After debate, Woodlands board keeps corporate tax abatement policy
The Woodlands Township board voted to keep its current corporate tax abatement policy last week in a 6-1 vote, but only after director John McMullan argued to end the policy and also questioned the reasoning and financial impact of corporate relocation abatements.
McMullan had asked to have an item placed on the meeting agenda to discuss corporate abatements, something he said doesn’t seem to make sense financially for the township. In a prior meeting, McMullan had asked township staff to make an analysis of rental rates for office space in the township compared to the tax abatements being offered.
The fact sheet McMullan had asked for was not made public, although it was included in the township director’s packets, which McMullan questioned. He also said he thinks office rental rates are higher in The Woodlands than other areas of Houston.
“Part of the goal was to have this document made public and published with the rest of the agenda, rather than just the seven of us having it,” McMullan said. “Tax breaks for big business or for wealthy people..those get passed all the time, that doesn’t make them right. There are ways we can replicate the exact same economics without tax abatements. The largest cost is for leasing office space, not the property tax rate of The Woodlands, the largest thing by far is the office rental rate.”
McMullan said if office rental rates are the real issue, he wanted to know why is the township giving abatements and also why is incorporation — which he claims would raise the tax rate — being explored.
“When we are competing with other municipalities to attract businesses, if there is concern that the tax rate in The Woodlands township is too high to attract businesses, then we need to address the elephant in the room, and that incorporation,” McMullan said. “If our tax rate is too high, the last thing we need to do is incorporate and raise the taxes further. I do not believe for a minute the tax rate in The Woodlands Township is too high to attract businesses. I believe the rental rates here are higher than other areas.”

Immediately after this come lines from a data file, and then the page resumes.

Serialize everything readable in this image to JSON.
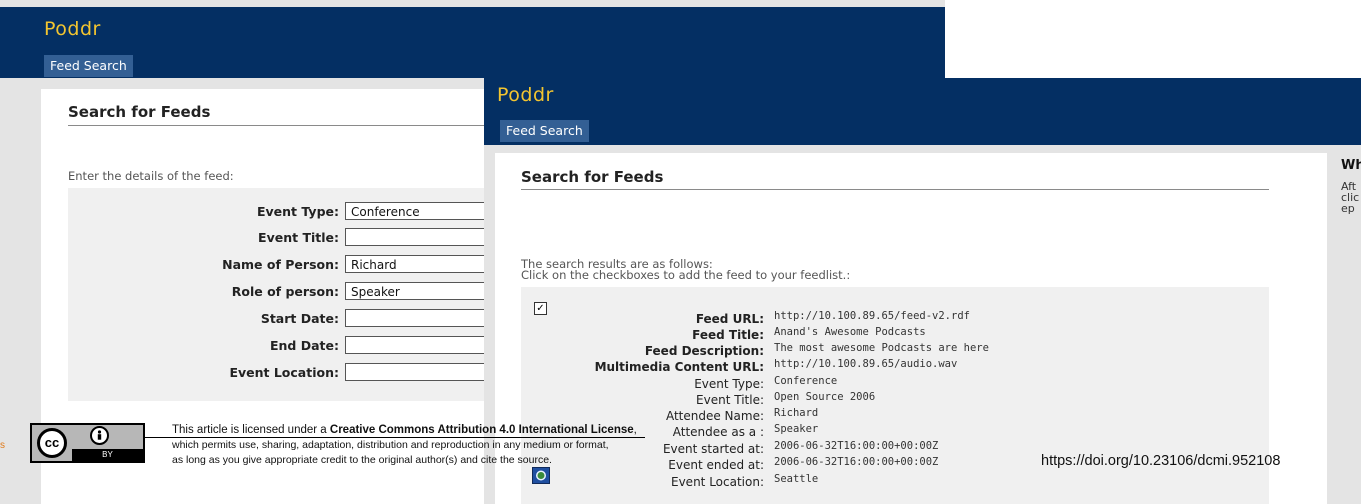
{
  "back": {
    "brand": "Poddr",
    "tab": "Feed Search",
    "heading": "Search for Feeds",
    "intro": "Enter the details of the feed:",
    "fields": [
      {
        "label": "Event Type:",
        "value": "Conference"
      },
      {
        "label": "Event Title:",
        "value": ""
      },
      {
        "label": "Name of Person:",
        "value": "Richard"
      },
      {
        "label": "Role of person:",
        "value": "Speaker"
      },
      {
        "label": "Start Date:",
        "value": ""
      },
      {
        "label": "End Date:",
        "value": ""
      },
      {
        "label": "Event Location:",
        "value": ""
      }
    ]
  },
  "front": {
    "brand": "Poddr",
    "tab": "Feed Search",
    "heading": "Search for Feeds",
    "intro_line1": "The search results are as follows:",
    "intro_line2": "Click on the checkboxes to add the feed to your feedlist.:",
    "side_heading": "Wh",
    "side_text": [
      "Aft",
      "clic",
      "ep"
    ],
    "result": [
      {
        "key": "Feed URL:",
        "value": "http://10.100.89.65/feed-v2.rdf",
        "bold": true
      },
      {
        "key": "Feed Title:",
        "value": "Anand's Awesome Podcasts",
        "bold": true
      },
      {
        "key": "Feed Description:",
        "value": "The most awesome Podcasts are here",
        "bold": true
      },
      {
        "key": "Multimedia Content URL:",
        "value": "http://10.100.89.65/audio.wav",
        "bold": true
      },
      {
        "key": "Event Type:",
        "value": "Conference",
        "bold": false
      },
      {
        "key": "Event Title:",
        "value": "Open Source 2006",
        "bold": false
      },
      {
        "key": "Attendee Name:",
        "value": "Richard",
        "bold": false
      },
      {
        "key": "Attendee as a :",
        "value": "Speaker",
        "bold": false
      },
      {
        "key": "Event started at:",
        "value": "2006-06-32T16:00:00+00:00Z",
        "bold": false
      },
      {
        "key": "Event ended at:",
        "value": "2006-06-32T16:00:00+00:00Z",
        "bold": false
      },
      {
        "key": "Event Location:",
        "value": "Seattle",
        "bold": false
      }
    ]
  },
  "license": {
    "edge_letter": "s",
    "badge_cc": "cc",
    "badge_by": "BY",
    "line1_pre": "This article is licensed under a ",
    "line1_bold": "Creative Commons Attribution 4.0 International License",
    "line1_post": ",",
    "line2": "which permits use, sharing, adaptation, distribution and reproduction in any medium or format,",
    "line3": "as long as you give appropriate credit to the original author(s) and cite the source.",
    "doi": "https://doi.org/10.23106/dcmi.952108"
  },
  "colors": {
    "header": "#042f63",
    "brand": "#f3c530",
    "tab": "#335f94",
    "panel": "#f0f0f0"
  }
}
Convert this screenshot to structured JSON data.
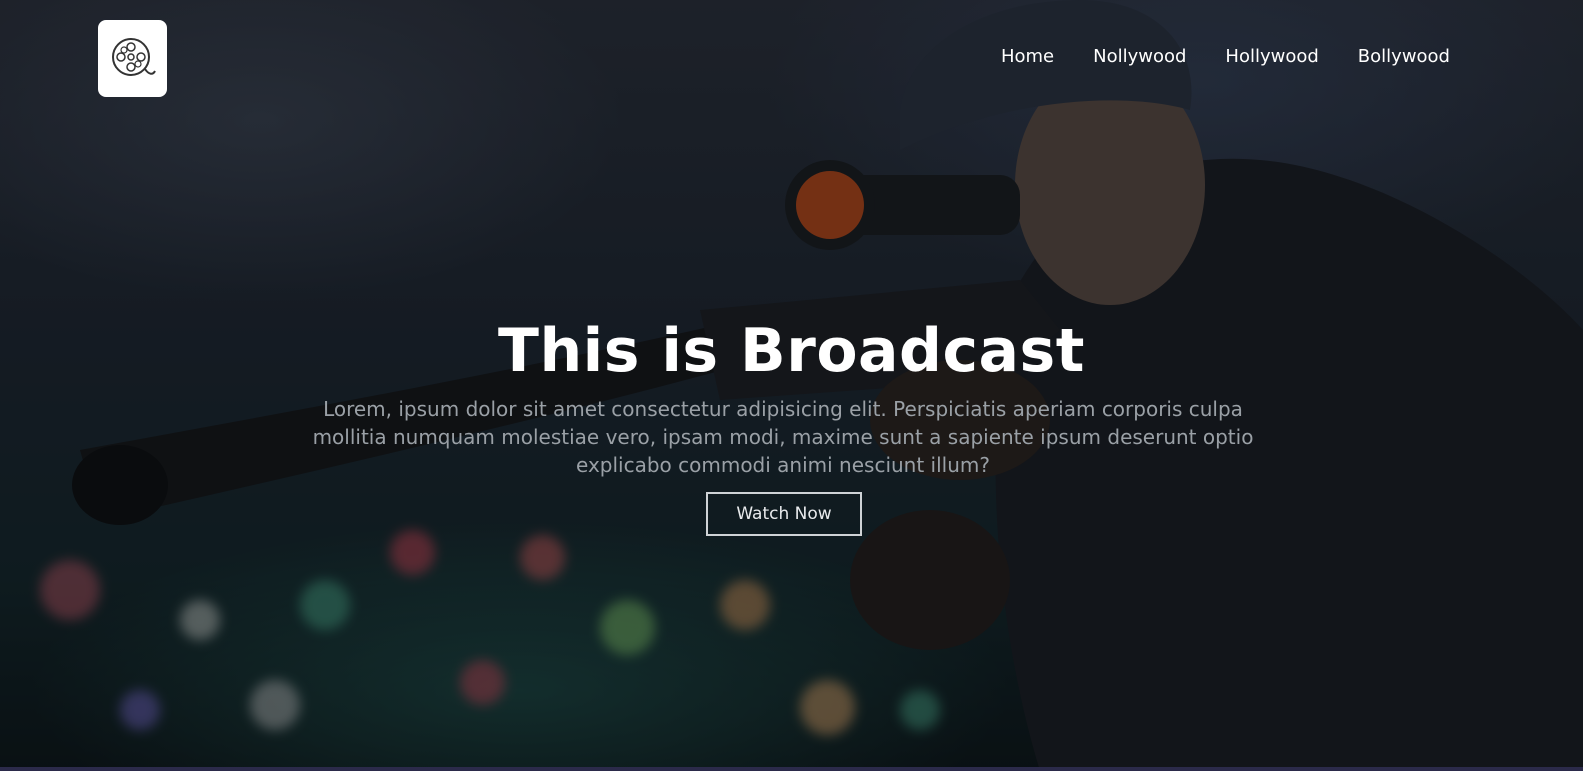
{
  "logo": {
    "icon": "film-reel-icon"
  },
  "nav": {
    "items": [
      {
        "label": "Home"
      },
      {
        "label": "Nollywood"
      },
      {
        "label": "Hollywood"
      },
      {
        "label": "Bollywood"
      }
    ]
  },
  "hero": {
    "title": "This is Broadcast",
    "description": "Lorem, ipsum dolor sit amet consectetur adipisicing elit. Perspiciatis aperiam corporis culpa mollitia numquam molestiae vero, ipsam modi, maxime sunt a sapiente ipsum deserunt optio explicabo commodi animi nesciunt illum?",
    "cta_label": "Watch Now",
    "background_image": "sniper-with-rifle-image"
  },
  "colors": {
    "title": "#ffffff",
    "description": "#9aa0a6",
    "button_border": "#cfd3d6"
  }
}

Monique Sharp, the township’s assistant general manager for finance and administration, prepared a report for the township directors about the rental rates and abatements. The savings, she explained, were less than one cent per square foot based on her analysis.
“Think about that, it is an astonishing figure,” McMullan said. “What these numbers show is that the resulting per square foot reduction from this one abatement would only increase the rent by one cent. What is the broader framework for this?”
Most of the other board members disagreed with McMullan’s comments, saying that the township has not given that many corporate tax abatements and also that the decision was done on a case-by-case basis, which means the board can reject to offer an abatement if they don’t see value in giving it to a corporation.
Township board chairman Gordy Bunch said in reality, not many tax abatements have been OK’d and of the current seven-member board, only himself and McMullan had ever even voted on approving an abatement — stating that neither Brian Boniface, Bruce Rieser, Ann Snyder, John Anthony Brown or Carol Stromatt had ever participated in voting on granting a specific abatement.
“There is not a plethora of tax abatement requests that have come before this board,” Bunch said. “I understand where you’re coming from, but it is not a zero-sum game. We have to evaluate every request that comes to us and see if it is good for the community.”
Stromatt voiced her opposition to McMullan’s argument, stating that she sees tax abatements as one of many tools that the board can use to entice businesses to the community.
“I’d rather preserve (abatements) for future negotiations. What I do not want to do is just throw it out. I would like to have it for future negotiations that bring value,” Stromatt said.
Snyder also disagreed with McMullan’s position and said offering tax abatements works well for The Woodlands.
“I strongly think we should offer abatements and reserve that right if the situation dictates it,” Snyder said. “Just because we have them, doesn’t mean the board has to decide (to grant them).”
After the robust discussion, the board voted 6-1 to retain the same tax abatement policy as the township has had in previous years.